[Collected data entries]

◇ ◇ ◇ ◇

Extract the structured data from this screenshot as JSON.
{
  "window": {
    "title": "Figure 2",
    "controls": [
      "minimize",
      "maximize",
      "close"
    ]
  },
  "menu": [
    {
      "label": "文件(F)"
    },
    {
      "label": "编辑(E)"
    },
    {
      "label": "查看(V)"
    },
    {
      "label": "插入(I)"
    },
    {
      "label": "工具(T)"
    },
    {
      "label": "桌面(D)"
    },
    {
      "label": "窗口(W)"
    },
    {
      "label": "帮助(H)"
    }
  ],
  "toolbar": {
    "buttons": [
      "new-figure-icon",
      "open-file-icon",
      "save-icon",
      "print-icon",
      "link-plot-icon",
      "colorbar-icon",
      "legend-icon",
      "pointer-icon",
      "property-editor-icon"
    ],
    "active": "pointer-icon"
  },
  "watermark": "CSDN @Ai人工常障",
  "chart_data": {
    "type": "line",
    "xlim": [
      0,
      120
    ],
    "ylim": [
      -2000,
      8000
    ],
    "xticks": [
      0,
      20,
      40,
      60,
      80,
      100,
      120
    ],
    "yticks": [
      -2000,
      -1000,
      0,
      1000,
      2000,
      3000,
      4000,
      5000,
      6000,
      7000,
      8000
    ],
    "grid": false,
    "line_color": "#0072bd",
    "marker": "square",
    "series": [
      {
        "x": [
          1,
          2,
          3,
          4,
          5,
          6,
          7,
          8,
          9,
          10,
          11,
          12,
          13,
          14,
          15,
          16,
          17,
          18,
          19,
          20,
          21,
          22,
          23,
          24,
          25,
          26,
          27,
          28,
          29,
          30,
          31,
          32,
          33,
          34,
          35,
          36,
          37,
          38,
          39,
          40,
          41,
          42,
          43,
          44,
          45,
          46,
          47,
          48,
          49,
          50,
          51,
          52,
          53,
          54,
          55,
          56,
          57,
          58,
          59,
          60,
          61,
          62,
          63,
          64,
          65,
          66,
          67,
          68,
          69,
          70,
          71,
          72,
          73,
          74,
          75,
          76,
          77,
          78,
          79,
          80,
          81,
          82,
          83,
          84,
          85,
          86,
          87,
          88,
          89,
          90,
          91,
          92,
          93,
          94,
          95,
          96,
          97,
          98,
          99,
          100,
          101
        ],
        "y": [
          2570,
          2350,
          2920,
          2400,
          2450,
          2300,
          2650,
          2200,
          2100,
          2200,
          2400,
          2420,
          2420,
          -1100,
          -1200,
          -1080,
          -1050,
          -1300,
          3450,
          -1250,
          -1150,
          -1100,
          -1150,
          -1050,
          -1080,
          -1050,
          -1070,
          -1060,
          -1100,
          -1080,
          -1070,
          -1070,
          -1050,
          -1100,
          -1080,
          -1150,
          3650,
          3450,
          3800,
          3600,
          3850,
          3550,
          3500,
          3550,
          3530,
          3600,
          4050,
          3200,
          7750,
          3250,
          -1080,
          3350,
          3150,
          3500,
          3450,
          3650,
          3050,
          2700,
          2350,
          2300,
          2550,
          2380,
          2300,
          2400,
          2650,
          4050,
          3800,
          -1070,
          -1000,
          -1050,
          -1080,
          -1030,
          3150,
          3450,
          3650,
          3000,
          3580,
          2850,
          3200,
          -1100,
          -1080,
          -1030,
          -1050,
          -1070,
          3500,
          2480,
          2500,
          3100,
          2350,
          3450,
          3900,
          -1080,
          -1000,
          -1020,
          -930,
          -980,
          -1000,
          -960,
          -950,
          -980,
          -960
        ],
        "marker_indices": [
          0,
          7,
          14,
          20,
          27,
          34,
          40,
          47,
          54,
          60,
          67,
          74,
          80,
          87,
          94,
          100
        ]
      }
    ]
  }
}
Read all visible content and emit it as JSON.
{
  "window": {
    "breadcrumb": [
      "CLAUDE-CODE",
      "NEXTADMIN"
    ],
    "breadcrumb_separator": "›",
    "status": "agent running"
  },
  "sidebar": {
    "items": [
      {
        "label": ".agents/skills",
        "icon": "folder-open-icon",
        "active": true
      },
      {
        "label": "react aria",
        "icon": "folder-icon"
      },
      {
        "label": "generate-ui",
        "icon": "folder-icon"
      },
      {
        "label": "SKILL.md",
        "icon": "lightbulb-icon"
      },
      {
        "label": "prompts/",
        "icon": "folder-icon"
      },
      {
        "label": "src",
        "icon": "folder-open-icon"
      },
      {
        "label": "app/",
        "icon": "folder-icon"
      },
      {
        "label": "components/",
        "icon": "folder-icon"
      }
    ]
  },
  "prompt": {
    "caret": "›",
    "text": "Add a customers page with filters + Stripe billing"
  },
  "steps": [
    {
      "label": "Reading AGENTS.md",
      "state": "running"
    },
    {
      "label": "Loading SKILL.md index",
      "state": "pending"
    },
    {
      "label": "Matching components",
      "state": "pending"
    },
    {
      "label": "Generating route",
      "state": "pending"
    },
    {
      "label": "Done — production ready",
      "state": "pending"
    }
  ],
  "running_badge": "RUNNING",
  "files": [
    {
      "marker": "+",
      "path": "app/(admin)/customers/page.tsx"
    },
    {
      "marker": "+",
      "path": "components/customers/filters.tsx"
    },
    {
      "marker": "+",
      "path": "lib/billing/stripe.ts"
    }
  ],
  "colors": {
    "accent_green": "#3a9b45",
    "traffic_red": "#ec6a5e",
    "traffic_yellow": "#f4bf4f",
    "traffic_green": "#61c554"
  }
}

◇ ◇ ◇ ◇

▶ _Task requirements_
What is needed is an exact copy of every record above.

▶ _Solution below_
Extract the structured data from this screenshot as JSON.
{
  "window": {
    "title": "Figure 2",
    "controls": [
      "minimize",
      "maximize",
      "close"
    ]
  },
  "menu": [
    {
      "label": "文件(F)"
    },
    {
      "label": "编辑(E)"
    },
    {
      "label": "查看(V)"
    },
    {
      "label": "插入(I)"
    },
    {
      "label": "工具(T)"
    },
    {
      "label": "桌面(D)"
    },
    {
      "label": "窗口(W)"
    },
    {
      "label": "帮助(H)"
    }
  ],
  "toolbar": {
    "buttons": [
      "new-figure-icon",
      "open-file-icon",
      "save-icon",
      "print-icon",
      "link-plot-icon",
      "colorbar-icon",
      "legend-icon",
      "pointer-icon",
      "property-editor-icon"
    ],
    "active": "pointer-icon"
  },
  "watermark": "CSDN @Ai人工常障",
  "chart_data": {
    "type": "line",
    "xlim": [
      0,
      120
    ],
    "ylim": [
      -2000,
      8000
    ],
    "xticks": [
      0,
      20,
      40,
      60,
      80,
      100,
      120
    ],
    "yticks": [
      -2000,
      -1000,
      0,
      1000,
      2000,
      3000,
      4000,
      5000,
      6000,
      7000,
      8000
    ],
    "grid": false,
    "line_color": "#0072bd",
    "marker": "square",
    "series": [
      {
        "x": [
          1,
          2,
          3,
          4,
          5,
          6,
          7,
          8,
          9,
          10,
          11,
          12,
          13,
          14,
          15,
          16,
          17,
          18,
          19,
          20,
          21,
          22,
          23,
          24,
          25,
          26,
          27,
          28,
          29,
          30,
          31,
          32,
          33,
          34,
          35,
          36,
          37,
          38,
          39,
          40,
          41,
          42,
          43,
          44,
          45,
          46,
          47,
          48,
          49,
          50,
          51,
          52,
          53,
          54,
          55,
          56,
          57,
          58,
          59,
          60,
          61,
          62,
          63,
          64,
          65,
          66,
          67,
          68,
          69,
          70,
          71,
          72,
          73,
          74,
          75,
          76,
          77,
          78,
          79,
          80,
          81,
          82,
          83,
          84,
          85,
          86,
          87,
          88,
          89,
          90,
          91,
          92,
          93,
          94,
          95,
          96,
          97,
          98,
          99,
          100,
          101
        ],
        "y": [
          2570,
          2350,
          2920,
          2400,
          2450,
          2300,
          2650,
          2200,
          2100,
          2200,
          2400,
          2420,
          2420,
          -1100,
          -1200,
          -1080,
          -1050,
          -1300,
          3450,
          -1250,
          -1150,
          -1100,
          -1150,
          -1050,
          -1080,
          -1050,
          -1070,
          -1060,
          -1100,
          -1080,
          -1070,
          -1070,
          -1050,
          -1100,
          -1080,
          -1150,
          3650,
          3450,
          3800,
          3600,
          3850,
          3550,
          3500,
          3550,
          3530,
          3600,
          4050,
          3200,
          7750,
          3250,
          -1080,
          3350,
          3150,
          3500,
          3450,
          3650,
          3050,
          2700,
          2350,
          2300,
          2550,
          2380,
          2300,
          2400,
          2650,
          4050,
          3800,
          -1070,
          -1000,
          -1050,
          -1080,
          -1030,
          3150,
          3450,
          3650,
          3000,
          3580,
          2850,
          3200,
          -1100,
          -1080,
          -1030,
          -1050,
          -1070,
          3500,
          2480,
          2500,
          3100,
          2350,
          3450,
          3900,
          -1080,
          -1000,
          -1020,
          -930,
          -980,
          -1000,
          -960,
          -950,
          -980,
          -960
        ],
        "marker_indices": [
          0,
          7,
          14,
          20,
          27,
          34,
          40,
          47,
          54,
          60,
          67,
          74,
          80,
          87,
          94,
          100
        ]
      }
    ]
  }
}
Read all visible content and emit it as JSON.
{
  "window": {
    "breadcrumb": [
      "CLAUDE-CODE",
      "NEXTADMIN"
    ],
    "breadcrumb_separator": "›",
    "status": "agent running"
  },
  "sidebar": {
    "items": [
      {
        "label": ".agents/skills",
        "icon": "folder-open-icon",
        "active": true
      },
      {
        "label": "react aria",
        "icon": "folder-icon"
      },
      {
        "label": "generate-ui",
        "icon": "folder-icon"
      },
      {
        "label": "SKILL.md",
        "icon": "lightbulb-icon"
      },
      {
        "label": "prompts/",
        "icon": "folder-icon"
      },
      {
        "label": "src",
        "icon": "folder-open-icon"
      },
      {
        "label": "app/",
        "icon": "folder-icon"
      },
      {
        "label": "components/",
        "icon": "folder-icon"
      }
    ]
  },
  "prompt": {
    "caret": "›",
    "text": "Add a customers page with filters + Stripe billing"
  },
  "steps": [
    {
      "label": "Reading AGENTS.md",
      "state": "running"
    },
    {
      "label": "Loading SKILL.md index",
      "state": "pending"
    },
    {
      "label": "Matching components",
      "state": "pending"
    },
    {
      "label": "Generating route",
      "state": "pending"
    },
    {
      "label": "Done — production ready",
      "state": "pending"
    }
  ],
  "running_badge": "RUNNING",
  "files": [
    {
      "marker": "+",
      "path": "app/(admin)/customers/page.tsx"
    },
    {
      "marker": "+",
      "path": "components/customers/filters.tsx"
    },
    {
      "marker": "+",
      "path": "lib/billing/stripe.ts"
    }
  ],
  "colors": {
    "accent_green": "#3a9b45",
    "traffic_red": "#ec6a5e",
    "traffic_yellow": "#f4bf4f",
    "traffic_green": "#61c554"
  }
}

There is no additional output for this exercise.